- [PROBLEM] Whenever "name" appears in a line, please copy that line from the data.

[Opening RECORDS FOR THIS TASK section]

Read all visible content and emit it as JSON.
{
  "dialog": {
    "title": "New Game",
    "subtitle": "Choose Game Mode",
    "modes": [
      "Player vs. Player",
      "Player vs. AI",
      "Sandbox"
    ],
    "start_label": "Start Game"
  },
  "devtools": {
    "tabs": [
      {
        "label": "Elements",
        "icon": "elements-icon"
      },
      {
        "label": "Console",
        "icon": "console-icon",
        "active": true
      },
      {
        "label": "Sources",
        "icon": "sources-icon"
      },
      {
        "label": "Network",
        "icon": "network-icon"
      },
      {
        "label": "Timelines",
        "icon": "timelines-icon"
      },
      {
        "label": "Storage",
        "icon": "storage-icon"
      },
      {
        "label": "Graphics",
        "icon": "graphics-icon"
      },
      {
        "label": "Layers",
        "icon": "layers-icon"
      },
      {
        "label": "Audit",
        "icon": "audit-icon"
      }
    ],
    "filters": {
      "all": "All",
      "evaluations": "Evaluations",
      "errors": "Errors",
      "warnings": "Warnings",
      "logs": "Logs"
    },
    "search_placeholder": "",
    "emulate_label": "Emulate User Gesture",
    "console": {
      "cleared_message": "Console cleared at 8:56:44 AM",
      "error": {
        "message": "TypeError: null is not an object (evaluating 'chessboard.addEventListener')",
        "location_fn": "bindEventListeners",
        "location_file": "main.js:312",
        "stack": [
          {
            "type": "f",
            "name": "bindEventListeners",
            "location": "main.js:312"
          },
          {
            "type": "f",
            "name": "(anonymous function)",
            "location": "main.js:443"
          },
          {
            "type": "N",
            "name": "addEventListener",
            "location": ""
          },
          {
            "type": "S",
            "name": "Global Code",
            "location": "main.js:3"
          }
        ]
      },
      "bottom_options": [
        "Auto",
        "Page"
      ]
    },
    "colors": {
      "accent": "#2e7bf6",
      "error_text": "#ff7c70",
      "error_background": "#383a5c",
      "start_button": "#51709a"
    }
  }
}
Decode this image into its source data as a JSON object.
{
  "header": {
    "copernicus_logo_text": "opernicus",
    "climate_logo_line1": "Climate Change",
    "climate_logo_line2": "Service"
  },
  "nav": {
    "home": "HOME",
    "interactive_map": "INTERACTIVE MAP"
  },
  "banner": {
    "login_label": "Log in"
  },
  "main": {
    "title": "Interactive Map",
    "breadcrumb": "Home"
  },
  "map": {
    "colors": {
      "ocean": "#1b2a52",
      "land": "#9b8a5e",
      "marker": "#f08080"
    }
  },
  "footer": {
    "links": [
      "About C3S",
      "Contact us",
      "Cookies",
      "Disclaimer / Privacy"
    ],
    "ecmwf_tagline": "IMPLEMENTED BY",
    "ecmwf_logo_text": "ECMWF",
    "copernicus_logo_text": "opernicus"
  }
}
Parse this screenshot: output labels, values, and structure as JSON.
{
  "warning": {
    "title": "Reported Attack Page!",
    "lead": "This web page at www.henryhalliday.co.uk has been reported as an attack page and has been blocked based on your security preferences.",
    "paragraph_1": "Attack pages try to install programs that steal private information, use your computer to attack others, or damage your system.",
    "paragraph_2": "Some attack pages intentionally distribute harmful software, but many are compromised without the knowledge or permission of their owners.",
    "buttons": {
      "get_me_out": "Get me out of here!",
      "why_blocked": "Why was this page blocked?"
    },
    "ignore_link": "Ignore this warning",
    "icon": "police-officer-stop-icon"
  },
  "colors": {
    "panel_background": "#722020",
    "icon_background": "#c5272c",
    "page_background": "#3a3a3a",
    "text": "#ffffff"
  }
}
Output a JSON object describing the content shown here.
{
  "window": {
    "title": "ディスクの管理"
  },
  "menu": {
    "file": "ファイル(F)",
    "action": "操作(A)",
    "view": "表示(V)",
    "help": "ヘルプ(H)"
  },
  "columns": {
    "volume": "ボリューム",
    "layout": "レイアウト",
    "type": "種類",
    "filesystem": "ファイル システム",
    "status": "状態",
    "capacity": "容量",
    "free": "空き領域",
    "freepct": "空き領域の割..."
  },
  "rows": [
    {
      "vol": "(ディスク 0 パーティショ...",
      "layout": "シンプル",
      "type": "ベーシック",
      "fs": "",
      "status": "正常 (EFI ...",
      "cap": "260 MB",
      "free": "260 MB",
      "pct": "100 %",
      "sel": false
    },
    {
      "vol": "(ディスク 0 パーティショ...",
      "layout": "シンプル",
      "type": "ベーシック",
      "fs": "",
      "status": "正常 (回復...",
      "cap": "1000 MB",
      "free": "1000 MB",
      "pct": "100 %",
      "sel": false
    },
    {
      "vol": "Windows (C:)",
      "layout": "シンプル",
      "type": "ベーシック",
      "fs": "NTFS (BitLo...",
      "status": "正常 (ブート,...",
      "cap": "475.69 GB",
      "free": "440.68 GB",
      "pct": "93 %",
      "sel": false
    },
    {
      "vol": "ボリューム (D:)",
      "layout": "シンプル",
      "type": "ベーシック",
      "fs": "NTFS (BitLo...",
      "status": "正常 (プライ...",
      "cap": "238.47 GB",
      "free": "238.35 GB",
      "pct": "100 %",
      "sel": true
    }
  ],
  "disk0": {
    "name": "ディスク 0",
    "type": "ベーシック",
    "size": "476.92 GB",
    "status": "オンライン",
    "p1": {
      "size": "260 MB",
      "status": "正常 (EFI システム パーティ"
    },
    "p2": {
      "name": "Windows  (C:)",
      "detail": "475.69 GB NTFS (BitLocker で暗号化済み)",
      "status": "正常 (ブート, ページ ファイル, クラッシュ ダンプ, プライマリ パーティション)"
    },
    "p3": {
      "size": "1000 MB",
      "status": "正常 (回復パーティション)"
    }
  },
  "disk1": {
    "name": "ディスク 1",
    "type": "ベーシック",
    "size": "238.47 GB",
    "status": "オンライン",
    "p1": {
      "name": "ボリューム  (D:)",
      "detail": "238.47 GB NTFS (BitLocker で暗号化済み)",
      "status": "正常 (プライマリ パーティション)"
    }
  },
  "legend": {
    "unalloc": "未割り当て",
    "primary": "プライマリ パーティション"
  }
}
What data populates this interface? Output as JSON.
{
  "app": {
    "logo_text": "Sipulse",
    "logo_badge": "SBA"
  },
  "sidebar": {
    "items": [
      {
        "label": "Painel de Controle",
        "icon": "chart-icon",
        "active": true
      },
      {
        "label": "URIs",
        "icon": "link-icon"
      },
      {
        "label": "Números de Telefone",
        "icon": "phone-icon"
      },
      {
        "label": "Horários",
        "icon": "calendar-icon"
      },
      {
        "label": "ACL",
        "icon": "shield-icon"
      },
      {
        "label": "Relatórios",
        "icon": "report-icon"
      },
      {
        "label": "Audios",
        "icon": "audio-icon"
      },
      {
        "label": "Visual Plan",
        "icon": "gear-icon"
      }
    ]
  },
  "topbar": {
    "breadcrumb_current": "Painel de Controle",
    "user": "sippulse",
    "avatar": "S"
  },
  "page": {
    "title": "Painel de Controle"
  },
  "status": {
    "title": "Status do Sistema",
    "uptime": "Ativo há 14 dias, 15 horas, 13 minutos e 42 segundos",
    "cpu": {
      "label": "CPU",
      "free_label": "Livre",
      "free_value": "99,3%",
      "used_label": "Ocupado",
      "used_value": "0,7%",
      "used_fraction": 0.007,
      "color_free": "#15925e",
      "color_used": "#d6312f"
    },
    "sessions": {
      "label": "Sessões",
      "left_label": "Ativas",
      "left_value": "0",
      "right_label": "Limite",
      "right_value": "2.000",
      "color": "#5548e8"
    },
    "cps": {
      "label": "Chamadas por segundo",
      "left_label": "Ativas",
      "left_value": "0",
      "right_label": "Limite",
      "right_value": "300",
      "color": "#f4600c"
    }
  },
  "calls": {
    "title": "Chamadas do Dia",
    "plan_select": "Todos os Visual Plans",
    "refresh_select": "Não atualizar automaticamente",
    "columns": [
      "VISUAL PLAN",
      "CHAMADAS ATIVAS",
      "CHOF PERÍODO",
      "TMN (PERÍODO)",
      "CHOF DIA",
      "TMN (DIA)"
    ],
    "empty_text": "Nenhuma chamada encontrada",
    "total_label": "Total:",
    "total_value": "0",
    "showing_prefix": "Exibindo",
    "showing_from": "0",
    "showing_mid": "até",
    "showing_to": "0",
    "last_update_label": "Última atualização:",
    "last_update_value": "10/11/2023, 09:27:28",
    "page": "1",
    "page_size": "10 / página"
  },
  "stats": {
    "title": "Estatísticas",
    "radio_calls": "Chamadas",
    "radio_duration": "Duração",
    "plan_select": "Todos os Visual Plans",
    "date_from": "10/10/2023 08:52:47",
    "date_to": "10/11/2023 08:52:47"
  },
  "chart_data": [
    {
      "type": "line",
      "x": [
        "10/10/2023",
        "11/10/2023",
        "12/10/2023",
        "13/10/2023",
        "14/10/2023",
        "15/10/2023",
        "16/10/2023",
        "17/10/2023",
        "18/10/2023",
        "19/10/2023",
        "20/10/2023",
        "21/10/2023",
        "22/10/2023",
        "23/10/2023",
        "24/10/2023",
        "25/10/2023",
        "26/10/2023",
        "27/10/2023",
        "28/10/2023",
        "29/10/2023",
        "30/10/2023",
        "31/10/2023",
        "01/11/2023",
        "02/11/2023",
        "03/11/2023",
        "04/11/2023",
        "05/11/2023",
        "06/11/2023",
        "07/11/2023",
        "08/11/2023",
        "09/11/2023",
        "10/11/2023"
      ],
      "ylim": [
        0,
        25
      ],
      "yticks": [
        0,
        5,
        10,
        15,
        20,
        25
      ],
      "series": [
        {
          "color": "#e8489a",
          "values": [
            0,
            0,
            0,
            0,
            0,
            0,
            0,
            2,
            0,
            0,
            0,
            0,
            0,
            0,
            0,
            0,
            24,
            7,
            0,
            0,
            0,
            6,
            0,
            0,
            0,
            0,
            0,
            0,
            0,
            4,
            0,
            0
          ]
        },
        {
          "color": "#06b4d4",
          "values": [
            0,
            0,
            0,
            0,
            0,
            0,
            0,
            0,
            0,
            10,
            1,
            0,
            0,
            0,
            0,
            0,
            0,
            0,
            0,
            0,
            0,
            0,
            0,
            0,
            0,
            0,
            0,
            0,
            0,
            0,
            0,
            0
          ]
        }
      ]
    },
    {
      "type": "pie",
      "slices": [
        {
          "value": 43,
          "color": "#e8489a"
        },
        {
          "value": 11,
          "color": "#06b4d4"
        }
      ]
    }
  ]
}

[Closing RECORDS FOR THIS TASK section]

- [TASK RESULT]
            "name": "bindEventListeners",
            "name": "(anonymous function)",
            "name": "addEventListener",
            "name": "Global Code",
    "name": "ディスク 0",
      "name": "Windows  (C:)",
    "name": "ディスク 1",
      "name": "ボリューム  (D:)",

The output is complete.